(Data records for software interfaces)
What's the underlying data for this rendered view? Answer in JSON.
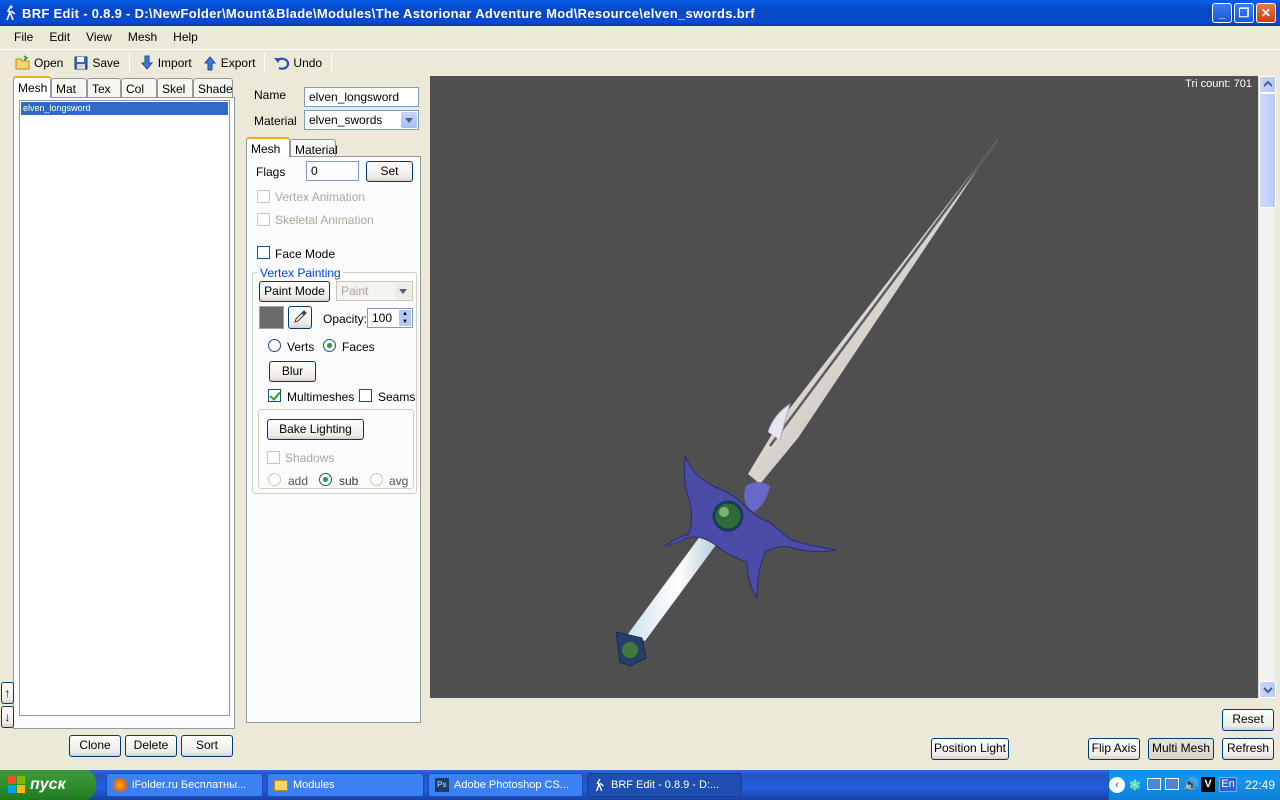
{
  "window": {
    "title": "BRF Edit - 0.8.9  -  D:\\NewFolder\\Mount&Blade\\Modules\\The Astorionar Adventure Mod\\Resource\\elven_swords.brf"
  },
  "menu": [
    "File",
    "Edit",
    "View",
    "Mesh",
    "Help"
  ],
  "toolbar": {
    "open": "Open",
    "save": "Save",
    "import": "Import",
    "export": "Export",
    "undo": "Undo"
  },
  "left_tabs": [
    "Mesh",
    "Mat",
    "Tex",
    "Col",
    "Skel",
    "Shader"
  ],
  "mesh_list": [
    "elven_longsword"
  ],
  "list_buttons": {
    "clone": "Clone",
    "delete": "Delete",
    "sort": "Sort"
  },
  "props": {
    "name_label": "Name",
    "name_value": "elven_longsword",
    "material_label": "Material",
    "material_value": "elven_swords",
    "tabs": [
      "Mesh",
      "Material"
    ],
    "flags_label": "Flags",
    "flags_value": "0",
    "set_button": "Set",
    "vertex_animation": "Vertex Animation",
    "skeletal_animation": "Skeletal Animation",
    "face_mode": "Face Mode",
    "vertex_painting": "Vertex Painting",
    "paint_mode_button": "Paint Mode",
    "paint_select": "Paint",
    "opacity_label": "Opacity:",
    "opacity_value": "100",
    "verts": "Verts",
    "faces": "Faces",
    "blur_button": "Blur",
    "multimeshes": "Multimeshes",
    "seams": "Seams",
    "bake_lighting_button": "Bake Lighting",
    "shadows": "Shadows",
    "add": "add",
    "sub": "sub",
    "avg": "avg",
    "paint_color": "#6b6b6b"
  },
  "viewport": {
    "tri_count": "Tri count: 701",
    "background": "#4f4f4f"
  },
  "bottom_buttons": {
    "reset": "Reset",
    "position_light": "Position Light",
    "flip_axis": "Flip Axis",
    "multi_mesh": "Multi Mesh",
    "refresh": "Refresh"
  },
  "taskbar": {
    "start": "пуск",
    "tasks": [
      "iFolder.ru Бесплатны...",
      "Modules",
      "Adobe Photoshop CS...",
      "BRF Edit - 0.8.9  -  D:..."
    ],
    "lang": "En",
    "clock": "22:49"
  }
}
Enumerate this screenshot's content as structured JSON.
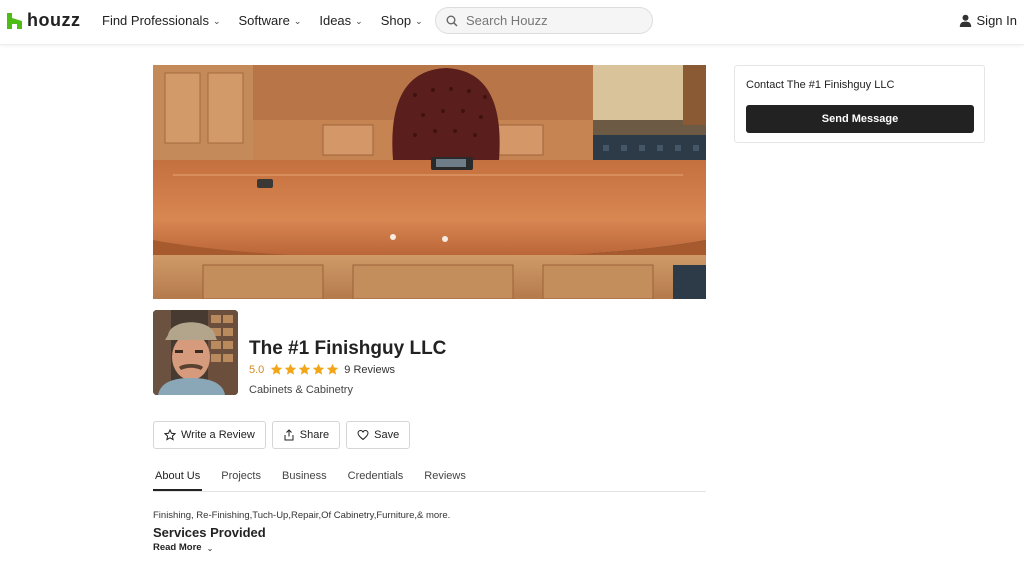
{
  "header": {
    "logo_text": "houzz",
    "nav": [
      {
        "label": "Find Professionals"
      },
      {
        "label": "Software"
      },
      {
        "label": "Ideas"
      },
      {
        "label": "Shop"
      }
    ],
    "search_placeholder": "Search Houzz",
    "sign_in": "Sign In"
  },
  "contact": {
    "title": "Contact The #1 Finishguy LLC",
    "send_label": "Send Message"
  },
  "profile": {
    "name": "The #1 Finishguy LLC",
    "rating": "5.0",
    "stars_filled": 5,
    "reviews": "9 Reviews",
    "category": "Cabinets & Cabinetry"
  },
  "actions": {
    "write_review": "Write a Review",
    "share": "Share",
    "save": "Save"
  },
  "tabs": [
    {
      "label": "About Us",
      "active": true
    },
    {
      "label": "Projects"
    },
    {
      "label": "Business"
    },
    {
      "label": "Credentials"
    },
    {
      "label": "Reviews"
    }
  ],
  "about": {
    "description": "Finishing, Re-Finishing,Tuch-Up,Repair,Of Cabinetry,Furniture,& more.",
    "services_title": "Services Provided",
    "read_more": "Read More"
  },
  "colors": {
    "brand_green": "#4dbc15",
    "star_gold": "#f2a71b",
    "rating_text": "#d38c21",
    "dark_button": "#222222"
  },
  "icons": {
    "search": "search-icon",
    "user": "user-icon",
    "star": "star-icon",
    "share": "share-icon",
    "heart": "heart-icon",
    "chevron": "chevron-down-icon"
  }
}
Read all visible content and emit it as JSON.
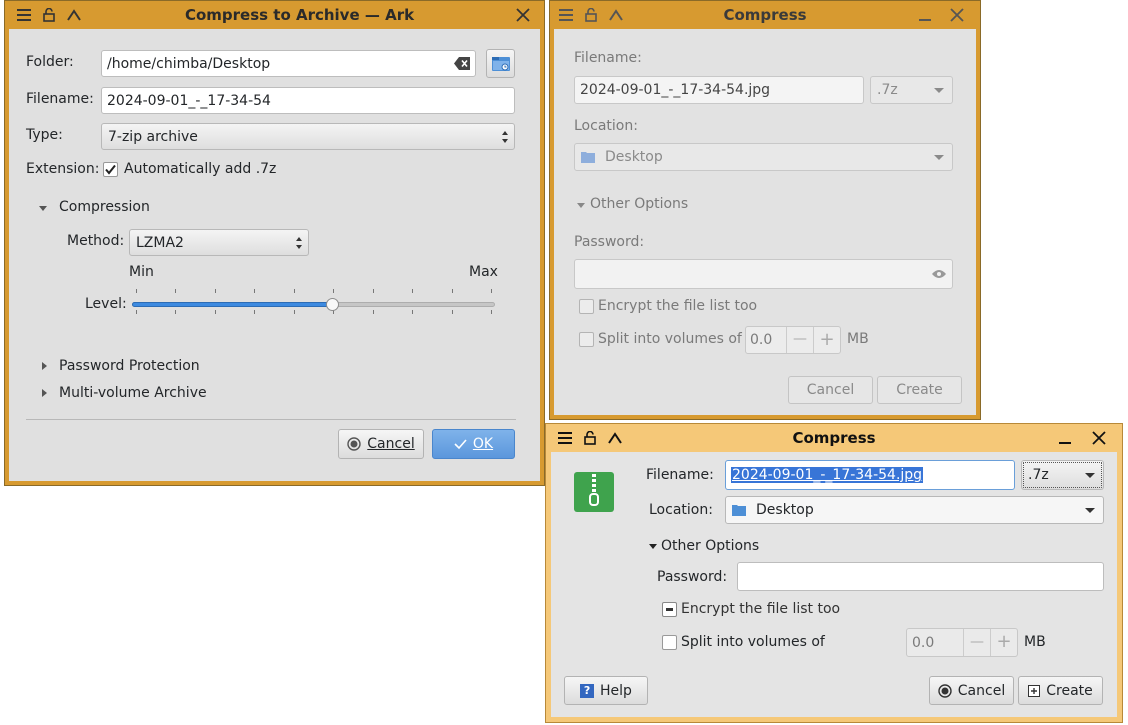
{
  "ark": {
    "title": "Compress to Archive — Ark",
    "folder_label": "Folder:",
    "folder_value": "/home/chimba/Desktop",
    "filename_label": "Filename:",
    "filename_value": "2024-09-01_-_17-34-54",
    "type_label": "Type:",
    "type_value": "7-zip archive",
    "extension_label": "Extension:",
    "extension_check_label": "Automatically add .7z",
    "compression_header": "Compression",
    "method_label": "Method:",
    "method_value": "LZMA2",
    "min_label": "Min",
    "max_label": "Max",
    "level_label": "Level:",
    "level_fraction": 0.55,
    "password_section": "Password Protection",
    "multivolume_section": "Multi-volume Archive",
    "cancel_label": "Cancel",
    "ok_label": "OK"
  },
  "compress_back": {
    "title": "Compress",
    "filename_label": "Filename:",
    "filename_value": "2024-09-01_-_17-34-54.jpg",
    "ext_value": ".7z",
    "location_label": "Location:",
    "location_value": "Desktop",
    "other_options": "Other Options",
    "password_label": "Password:",
    "encrypt_label": "Encrypt the file list too",
    "split_label": "Split into volumes of",
    "split_value": "0.0",
    "mb_label": "MB",
    "cancel_label": "Cancel",
    "create_label": "Create"
  },
  "compress_front": {
    "title": "Compress",
    "filename_label": "Filename:",
    "filename_value": "2024-09-01_-_17-34-54.jpg",
    "ext_value": ".7z",
    "location_label": "Location:",
    "location_value": "Desktop",
    "other_options": "Other Options",
    "password_label": "Password:",
    "encrypt_label": "Encrypt the file list too",
    "split_label": "Split into volumes of",
    "split_value": "0.0",
    "mb_label": "MB",
    "help_label": "Help",
    "cancel_label": "Cancel",
    "create_label": "Create"
  },
  "colors": {
    "frame": "#d79a30",
    "frame_active": "#f5c878",
    "accent": "#3d8ae0",
    "selection": "#3875d7",
    "archive_icon": "#3fa34d"
  }
}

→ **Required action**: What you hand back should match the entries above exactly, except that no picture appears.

→ **Answer section**:
What's the underlying data for this rendered view? Answer in JSON.
{
  "window": {
    "title": "BRF Edit - 0.8.9  -  D:\\NewFolder\\Mount&Blade\\Modules\\The Astorionar Adventure Mod\\Resource\\elven_swords.brf"
  },
  "menu": [
    "File",
    "Edit",
    "View",
    "Mesh",
    "Help"
  ],
  "toolbar": {
    "open": "Open",
    "save": "Save",
    "import": "Import",
    "export": "Export",
    "undo": "Undo"
  },
  "left_tabs": [
    "Mesh",
    "Mat",
    "Tex",
    "Col",
    "Skel",
    "Shader"
  ],
  "mesh_list": [
    "elven_longsword"
  ],
  "list_buttons": {
    "clone": "Clone",
    "delete": "Delete",
    "sort": "Sort"
  },
  "props": {
    "name_label": "Name",
    "name_value": "elven_longsword",
    "material_label": "Material",
    "material_value": "elven_swords",
    "tabs": [
      "Mesh",
      "Material"
    ],
    "flags_label": "Flags",
    "flags_value": "0",
    "set_button": "Set",
    "vertex_animation": "Vertex Animation",
    "skeletal_animation": "Skeletal Animation",
    "face_mode": "Face Mode",
    "vertex_painting": "Vertex Painting",
    "paint_mode_button": "Paint Mode",
    "paint_select": "Paint",
    "opacity_label": "Opacity:",
    "opacity_value": "100",
    "verts": "Verts",
    "faces": "Faces",
    "blur_button": "Blur",
    "multimeshes": "Multimeshes",
    "seams": "Seams",
    "bake_lighting_button": "Bake Lighting",
    "shadows": "Shadows",
    "add": "add",
    "sub": "sub",
    "avg": "avg",
    "paint_color": "#6b6b6b"
  },
  "viewport": {
    "tri_count": "Tri count: 701",
    "background": "#4f4f4f"
  },
  "bottom_buttons": {
    "reset": "Reset",
    "position_light": "Position Light",
    "flip_axis": "Flip Axis",
    "multi_mesh": "Multi Mesh",
    "refresh": "Refresh"
  },
  "taskbar": {
    "start": "пуск",
    "tasks": [
      "iFolder.ru Бесплатны...",
      "Modules",
      "Adobe Photoshop CS...",
      "BRF Edit - 0.8.9  -  D:..."
    ],
    "lang": "En",
    "clock": "22:49"
  }
}
Enumerate this screenshot's content as structured JSON.
{
  "header": {
    "logo_text": "houzz",
    "nav": [
      {
        "label": "Find Professionals"
      },
      {
        "label": "Software"
      },
      {
        "label": "Ideas"
      },
      {
        "label": "Shop"
      }
    ],
    "search_placeholder": "Search Houzz",
    "sign_in": "Sign In"
  },
  "contact": {
    "title": "Contact The #1 Finishguy LLC",
    "send_label": "Send Message"
  },
  "profile": {
    "name": "The #1 Finishguy LLC",
    "rating": "5.0",
    "stars_filled": 5,
    "reviews": "9 Reviews",
    "category": "Cabinets & Cabinetry"
  },
  "actions": {
    "write_review": "Write a Review",
    "share": "Share",
    "save": "Save"
  },
  "tabs": [
    {
      "label": "About Us",
      "active": true
    },
    {
      "label": "Projects"
    },
    {
      "label": "Business"
    },
    {
      "label": "Credentials"
    },
    {
      "label": "Reviews"
    }
  ],
  "about": {
    "description": "Finishing, Re-Finishing,Tuch-Up,Repair,Of Cabinetry,Furniture,& more.",
    "services_title": "Services Provided",
    "read_more": "Read More"
  },
  "colors": {
    "brand_green": "#4dbc15",
    "star_gold": "#f2a71b",
    "rating_text": "#d38c21",
    "dark_button": "#222222"
  },
  "icons": {
    "search": "search-icon",
    "user": "user-icon",
    "star": "star-icon",
    "share": "share-icon",
    "heart": "heart-icon",
    "chevron": "chevron-down-icon"
  }
}
Read all visible content and emit it as JSON.
{
  "ark": {
    "title": "Compress to Archive — Ark",
    "folder_label": "Folder:",
    "folder_value": "/home/chimba/Desktop",
    "filename_label": "Filename:",
    "filename_value": "2024-09-01_-_17-34-54",
    "type_label": "Type:",
    "type_value": "7-zip archive",
    "extension_label": "Extension:",
    "extension_check_label": "Automatically add .7z",
    "compression_header": "Compression",
    "method_label": "Method:",
    "method_value": "LZMA2",
    "min_label": "Min",
    "max_label": "Max",
    "level_label": "Level:",
    "level_fraction": 0.55,
    "password_section": "Password Protection",
    "multivolume_section": "Multi-volume Archive",
    "cancel_label": "Cancel",
    "ok_label": "OK"
  },
  "compress_back": {
    "title": "Compress",
    "filename_label": "Filename:",
    "filename_value": "2024-09-01_-_17-34-54.jpg",
    "ext_value": ".7z",
    "location_label": "Location:",
    "location_value": "Desktop",
    "other_options": "Other Options",
    "password_label": "Password:",
    "encrypt_label": "Encrypt the file list too",
    "split_label": "Split into volumes of",
    "split_value": "0.0",
    "mb_label": "MB",
    "cancel_label": "Cancel",
    "create_label": "Create"
  },
  "compress_front": {
    "title": "Compress",
    "filename_label": "Filename:",
    "filename_value": "2024-09-01_-_17-34-54.jpg",
    "ext_value": ".7z",
    "location_label": "Location:",
    "location_value": "Desktop",
    "other_options": "Other Options",
    "password_label": "Password:",
    "encrypt_label": "Encrypt the file list too",
    "split_label": "Split into volumes of",
    "split_value": "0.0",
    "mb_label": "MB",
    "help_label": "Help",
    "cancel_label": "Cancel",
    "create_label": "Create"
  },
  "colors": {
    "frame": "#d79a30",
    "frame_active": "#f5c878",
    "accent": "#3d8ae0",
    "selection": "#3875d7",
    "archive_icon": "#3fa34d"
  }
}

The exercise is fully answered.